> _EXERCISE_: Find and return every line of the data that contains the word "structured".

> _SUPPLIED MATERIAL_:
========================

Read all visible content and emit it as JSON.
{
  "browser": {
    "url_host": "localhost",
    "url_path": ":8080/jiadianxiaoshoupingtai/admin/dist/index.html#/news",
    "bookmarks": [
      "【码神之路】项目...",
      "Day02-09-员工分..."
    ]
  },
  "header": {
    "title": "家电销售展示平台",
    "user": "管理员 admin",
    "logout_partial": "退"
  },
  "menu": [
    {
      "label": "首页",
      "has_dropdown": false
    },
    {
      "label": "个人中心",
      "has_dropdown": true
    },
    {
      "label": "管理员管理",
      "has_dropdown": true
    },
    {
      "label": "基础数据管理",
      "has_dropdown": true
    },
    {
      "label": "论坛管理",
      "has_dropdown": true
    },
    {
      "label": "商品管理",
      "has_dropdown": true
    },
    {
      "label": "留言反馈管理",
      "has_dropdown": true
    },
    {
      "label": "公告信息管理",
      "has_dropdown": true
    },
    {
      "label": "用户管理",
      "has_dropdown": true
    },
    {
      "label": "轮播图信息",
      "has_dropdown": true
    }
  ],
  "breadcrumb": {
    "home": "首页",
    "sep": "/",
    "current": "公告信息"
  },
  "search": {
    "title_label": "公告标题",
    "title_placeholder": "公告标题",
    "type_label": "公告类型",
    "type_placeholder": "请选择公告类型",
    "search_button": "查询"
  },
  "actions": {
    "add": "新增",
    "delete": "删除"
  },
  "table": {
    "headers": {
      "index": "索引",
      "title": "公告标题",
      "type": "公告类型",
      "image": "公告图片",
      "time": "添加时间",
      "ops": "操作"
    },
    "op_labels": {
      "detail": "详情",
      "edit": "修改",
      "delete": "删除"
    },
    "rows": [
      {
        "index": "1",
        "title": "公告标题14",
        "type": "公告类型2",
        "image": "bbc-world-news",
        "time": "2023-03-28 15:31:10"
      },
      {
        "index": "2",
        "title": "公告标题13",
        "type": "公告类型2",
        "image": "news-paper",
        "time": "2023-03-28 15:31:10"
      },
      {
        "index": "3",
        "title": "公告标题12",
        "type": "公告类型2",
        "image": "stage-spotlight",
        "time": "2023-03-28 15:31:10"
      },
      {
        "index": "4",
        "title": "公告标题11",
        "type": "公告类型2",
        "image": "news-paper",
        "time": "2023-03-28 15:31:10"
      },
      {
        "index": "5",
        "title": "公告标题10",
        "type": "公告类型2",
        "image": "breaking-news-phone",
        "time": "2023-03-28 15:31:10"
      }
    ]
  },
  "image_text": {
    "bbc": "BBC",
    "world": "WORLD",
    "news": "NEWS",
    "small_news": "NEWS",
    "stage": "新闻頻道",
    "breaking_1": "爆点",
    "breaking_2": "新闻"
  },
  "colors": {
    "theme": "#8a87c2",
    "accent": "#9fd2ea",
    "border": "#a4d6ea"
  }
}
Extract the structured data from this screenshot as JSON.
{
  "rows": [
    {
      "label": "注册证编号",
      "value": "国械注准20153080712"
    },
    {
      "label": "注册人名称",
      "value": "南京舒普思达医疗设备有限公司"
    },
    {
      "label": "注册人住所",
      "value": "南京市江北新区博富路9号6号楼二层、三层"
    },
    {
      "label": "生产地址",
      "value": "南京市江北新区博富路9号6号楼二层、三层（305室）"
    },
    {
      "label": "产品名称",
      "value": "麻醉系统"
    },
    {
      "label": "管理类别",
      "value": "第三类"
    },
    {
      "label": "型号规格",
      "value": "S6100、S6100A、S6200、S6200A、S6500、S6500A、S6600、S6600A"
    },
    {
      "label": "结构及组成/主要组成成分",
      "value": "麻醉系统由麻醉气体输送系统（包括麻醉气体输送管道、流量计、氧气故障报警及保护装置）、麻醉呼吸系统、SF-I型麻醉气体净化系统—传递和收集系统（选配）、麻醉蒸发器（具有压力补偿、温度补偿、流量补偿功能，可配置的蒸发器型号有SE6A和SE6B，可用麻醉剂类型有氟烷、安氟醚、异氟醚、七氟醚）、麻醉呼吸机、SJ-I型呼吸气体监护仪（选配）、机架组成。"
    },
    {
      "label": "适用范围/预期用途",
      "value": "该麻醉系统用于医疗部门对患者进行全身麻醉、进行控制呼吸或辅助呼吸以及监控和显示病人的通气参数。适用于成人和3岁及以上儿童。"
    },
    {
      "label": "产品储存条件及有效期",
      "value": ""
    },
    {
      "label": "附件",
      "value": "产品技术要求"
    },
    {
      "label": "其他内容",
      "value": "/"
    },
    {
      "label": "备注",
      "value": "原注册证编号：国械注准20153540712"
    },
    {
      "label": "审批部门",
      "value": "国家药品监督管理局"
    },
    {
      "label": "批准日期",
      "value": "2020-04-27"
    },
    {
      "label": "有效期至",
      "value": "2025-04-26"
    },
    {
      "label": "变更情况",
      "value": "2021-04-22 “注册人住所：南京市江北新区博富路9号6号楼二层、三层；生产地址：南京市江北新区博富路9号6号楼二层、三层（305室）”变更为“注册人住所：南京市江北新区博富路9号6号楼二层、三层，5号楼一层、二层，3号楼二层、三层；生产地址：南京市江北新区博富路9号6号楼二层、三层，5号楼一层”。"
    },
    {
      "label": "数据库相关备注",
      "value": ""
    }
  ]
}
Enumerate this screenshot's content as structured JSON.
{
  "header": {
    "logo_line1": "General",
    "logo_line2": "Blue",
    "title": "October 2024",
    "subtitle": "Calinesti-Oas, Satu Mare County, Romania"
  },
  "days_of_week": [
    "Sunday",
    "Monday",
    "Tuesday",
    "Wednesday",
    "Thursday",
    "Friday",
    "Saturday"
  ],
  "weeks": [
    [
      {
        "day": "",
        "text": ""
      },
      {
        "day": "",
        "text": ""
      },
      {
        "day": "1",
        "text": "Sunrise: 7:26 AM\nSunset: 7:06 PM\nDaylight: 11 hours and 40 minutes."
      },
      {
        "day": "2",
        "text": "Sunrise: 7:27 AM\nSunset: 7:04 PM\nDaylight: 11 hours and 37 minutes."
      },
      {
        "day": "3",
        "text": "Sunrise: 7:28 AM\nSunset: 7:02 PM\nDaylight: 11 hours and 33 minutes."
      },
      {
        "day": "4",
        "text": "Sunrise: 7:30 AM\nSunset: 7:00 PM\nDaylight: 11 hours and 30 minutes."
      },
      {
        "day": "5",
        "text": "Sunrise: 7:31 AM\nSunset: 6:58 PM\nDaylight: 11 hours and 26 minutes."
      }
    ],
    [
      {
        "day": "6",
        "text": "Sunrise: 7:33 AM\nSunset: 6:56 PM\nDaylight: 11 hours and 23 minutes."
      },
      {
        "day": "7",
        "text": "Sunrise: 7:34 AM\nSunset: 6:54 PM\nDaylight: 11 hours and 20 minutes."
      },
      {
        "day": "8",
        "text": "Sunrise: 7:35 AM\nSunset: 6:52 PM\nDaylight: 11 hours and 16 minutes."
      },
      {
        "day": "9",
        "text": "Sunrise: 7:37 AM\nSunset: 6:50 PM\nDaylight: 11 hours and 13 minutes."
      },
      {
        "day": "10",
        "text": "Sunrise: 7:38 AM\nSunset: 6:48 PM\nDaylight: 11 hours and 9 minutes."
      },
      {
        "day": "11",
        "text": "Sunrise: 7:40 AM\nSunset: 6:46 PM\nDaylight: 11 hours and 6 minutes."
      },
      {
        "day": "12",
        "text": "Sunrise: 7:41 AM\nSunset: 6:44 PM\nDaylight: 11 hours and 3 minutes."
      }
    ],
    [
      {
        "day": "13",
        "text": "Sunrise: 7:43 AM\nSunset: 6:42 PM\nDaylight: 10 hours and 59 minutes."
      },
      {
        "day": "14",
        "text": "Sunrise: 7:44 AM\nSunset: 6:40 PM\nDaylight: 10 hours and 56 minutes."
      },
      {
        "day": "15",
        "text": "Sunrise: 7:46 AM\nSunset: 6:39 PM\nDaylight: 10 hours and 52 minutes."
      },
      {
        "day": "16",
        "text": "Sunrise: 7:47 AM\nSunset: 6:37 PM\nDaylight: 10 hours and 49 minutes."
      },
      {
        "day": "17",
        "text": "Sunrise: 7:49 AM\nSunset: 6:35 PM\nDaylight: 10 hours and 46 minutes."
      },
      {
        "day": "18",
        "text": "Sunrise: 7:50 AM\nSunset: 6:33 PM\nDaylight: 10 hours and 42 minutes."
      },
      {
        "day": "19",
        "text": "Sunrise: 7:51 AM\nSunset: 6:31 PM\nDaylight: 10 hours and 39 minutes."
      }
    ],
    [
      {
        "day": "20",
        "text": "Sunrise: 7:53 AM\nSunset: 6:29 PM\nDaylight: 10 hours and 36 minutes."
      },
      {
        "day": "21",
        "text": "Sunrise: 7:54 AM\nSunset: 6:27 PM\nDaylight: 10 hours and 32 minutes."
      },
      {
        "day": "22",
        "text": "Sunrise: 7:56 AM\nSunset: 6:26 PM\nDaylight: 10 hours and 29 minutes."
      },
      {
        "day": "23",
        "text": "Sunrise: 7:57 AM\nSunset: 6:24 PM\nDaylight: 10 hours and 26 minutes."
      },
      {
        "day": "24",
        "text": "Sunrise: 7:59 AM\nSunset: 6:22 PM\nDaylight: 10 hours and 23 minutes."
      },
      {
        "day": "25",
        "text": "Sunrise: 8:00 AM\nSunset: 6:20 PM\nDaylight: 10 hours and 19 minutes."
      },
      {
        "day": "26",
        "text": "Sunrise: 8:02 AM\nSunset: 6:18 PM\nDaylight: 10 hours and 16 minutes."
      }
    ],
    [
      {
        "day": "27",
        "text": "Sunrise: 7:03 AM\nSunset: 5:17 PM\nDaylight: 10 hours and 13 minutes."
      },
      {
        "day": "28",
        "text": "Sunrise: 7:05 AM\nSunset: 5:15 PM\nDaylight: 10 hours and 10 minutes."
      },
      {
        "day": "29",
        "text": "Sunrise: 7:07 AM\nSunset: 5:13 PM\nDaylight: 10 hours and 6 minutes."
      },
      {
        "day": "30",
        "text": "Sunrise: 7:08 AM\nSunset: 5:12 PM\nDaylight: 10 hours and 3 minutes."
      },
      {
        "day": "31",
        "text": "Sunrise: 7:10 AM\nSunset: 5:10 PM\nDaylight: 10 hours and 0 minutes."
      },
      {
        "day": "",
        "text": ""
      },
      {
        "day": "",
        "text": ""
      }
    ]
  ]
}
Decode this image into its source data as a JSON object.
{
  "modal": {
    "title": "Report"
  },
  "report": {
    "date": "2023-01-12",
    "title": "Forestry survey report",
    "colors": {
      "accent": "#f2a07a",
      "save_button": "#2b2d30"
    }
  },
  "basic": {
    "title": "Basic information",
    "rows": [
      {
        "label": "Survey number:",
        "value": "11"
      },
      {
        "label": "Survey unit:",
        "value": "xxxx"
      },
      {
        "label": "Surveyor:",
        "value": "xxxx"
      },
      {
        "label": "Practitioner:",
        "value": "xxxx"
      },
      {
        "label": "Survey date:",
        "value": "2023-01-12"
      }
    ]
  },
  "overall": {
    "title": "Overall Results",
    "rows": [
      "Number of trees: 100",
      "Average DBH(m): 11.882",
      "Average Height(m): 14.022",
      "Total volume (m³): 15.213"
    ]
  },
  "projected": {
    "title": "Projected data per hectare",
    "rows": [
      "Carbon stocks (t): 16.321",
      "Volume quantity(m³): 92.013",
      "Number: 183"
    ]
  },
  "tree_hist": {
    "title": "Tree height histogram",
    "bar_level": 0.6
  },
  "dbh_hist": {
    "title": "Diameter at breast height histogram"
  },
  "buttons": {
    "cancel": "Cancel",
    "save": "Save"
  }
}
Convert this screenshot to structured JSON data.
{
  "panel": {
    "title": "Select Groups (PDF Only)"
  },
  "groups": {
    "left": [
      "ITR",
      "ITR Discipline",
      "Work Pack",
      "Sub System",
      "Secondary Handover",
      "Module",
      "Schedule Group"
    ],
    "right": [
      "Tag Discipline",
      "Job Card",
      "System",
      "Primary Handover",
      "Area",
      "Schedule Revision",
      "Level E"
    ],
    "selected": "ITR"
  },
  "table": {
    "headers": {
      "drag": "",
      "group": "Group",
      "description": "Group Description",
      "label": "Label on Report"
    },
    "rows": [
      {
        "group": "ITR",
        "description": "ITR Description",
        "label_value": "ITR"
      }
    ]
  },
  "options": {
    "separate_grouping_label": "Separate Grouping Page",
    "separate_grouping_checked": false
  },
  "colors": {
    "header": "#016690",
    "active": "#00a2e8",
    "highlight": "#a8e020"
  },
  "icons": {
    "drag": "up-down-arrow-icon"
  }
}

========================

> _RESULT OF THE EXERCISE_:
Extract the structured data from this screenshot as JSON.
Enumerate this screenshot's content as structured JSON.
Convert this screenshot to structured JSON data.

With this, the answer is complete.